“Per the FY 2017 reporting instructions, Level 4, ‘managed and measureable,’ represents an effective cybersecurity function,” Homeland Security’s inspector general wrote. “Where an agency achieves Level 4 in the majority of the five cybersecurity functions evaluated, its information security program may be considered effective overall.”
The department fell just short of that target. Of the five categories assessed—identify, protect, detect, respond and recover—Homeland Security achieved Level 4 in two and Level 3 in the remaining three areas.
The department achieved Level 4 cleanly in the incident response category with no additional recommendations from the inspector general. Auditors also gave the department a Level 4 designation for its ability to identify risk areas but qualified that score, as a number of classified and unclassified systems are still running without updated authorities to operate, or ATOs.
As of June 2017, 64 systems were running without security authorizations, including 16 integral to national security and 48 unclassified systems.
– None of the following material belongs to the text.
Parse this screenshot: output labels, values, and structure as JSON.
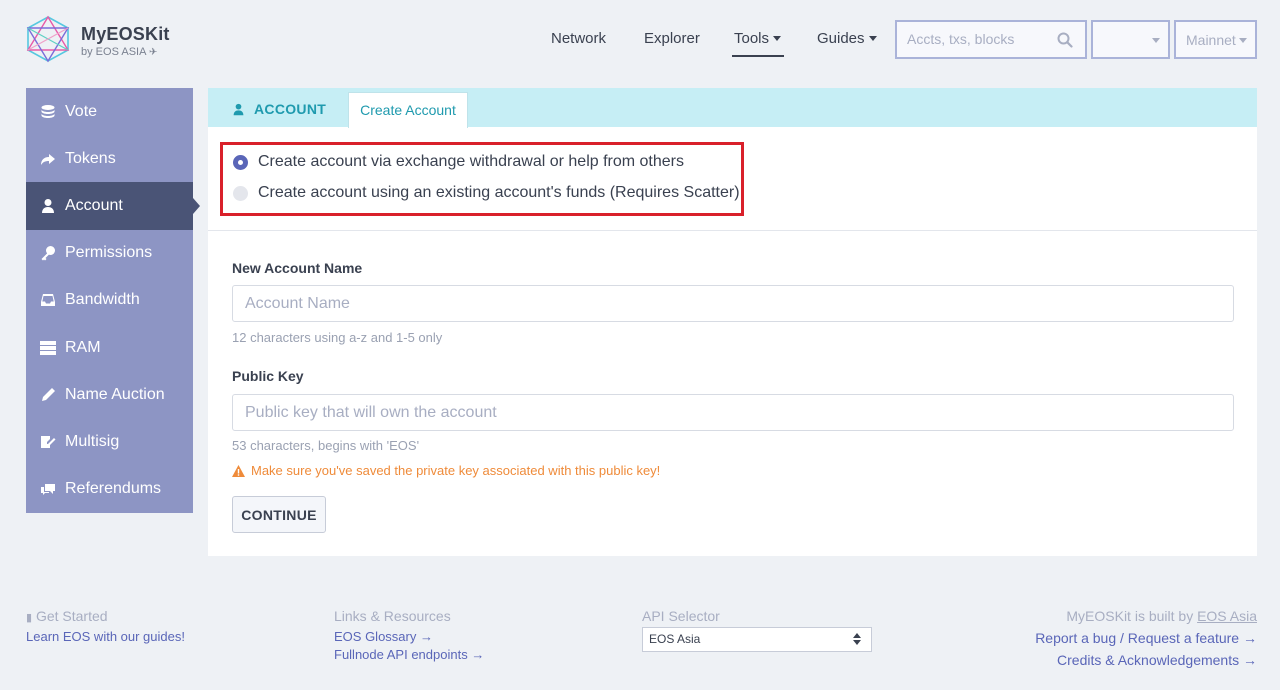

While problematic, these numbers are down significantly year over year, from 79 unclassified systems operating without ATOs in 2016 and 203 in 2015.
The department has a goal of 100-percent compliance for its high-value systems and 95 percent compliance for lower value assets within each of its component agencies. For high-value systems, the Federal Emergency Management Agency, Immigration and Customs Enforcement, the National Protection and Programs Directorate—which oversees critical governmentwide cybersecurity initiatives—and the Coast Guard all fell short. For non-high-value assets, Homeland Security headquarters, the Federal Law Enforcement Training Center, ICE and NPPD missed the mark.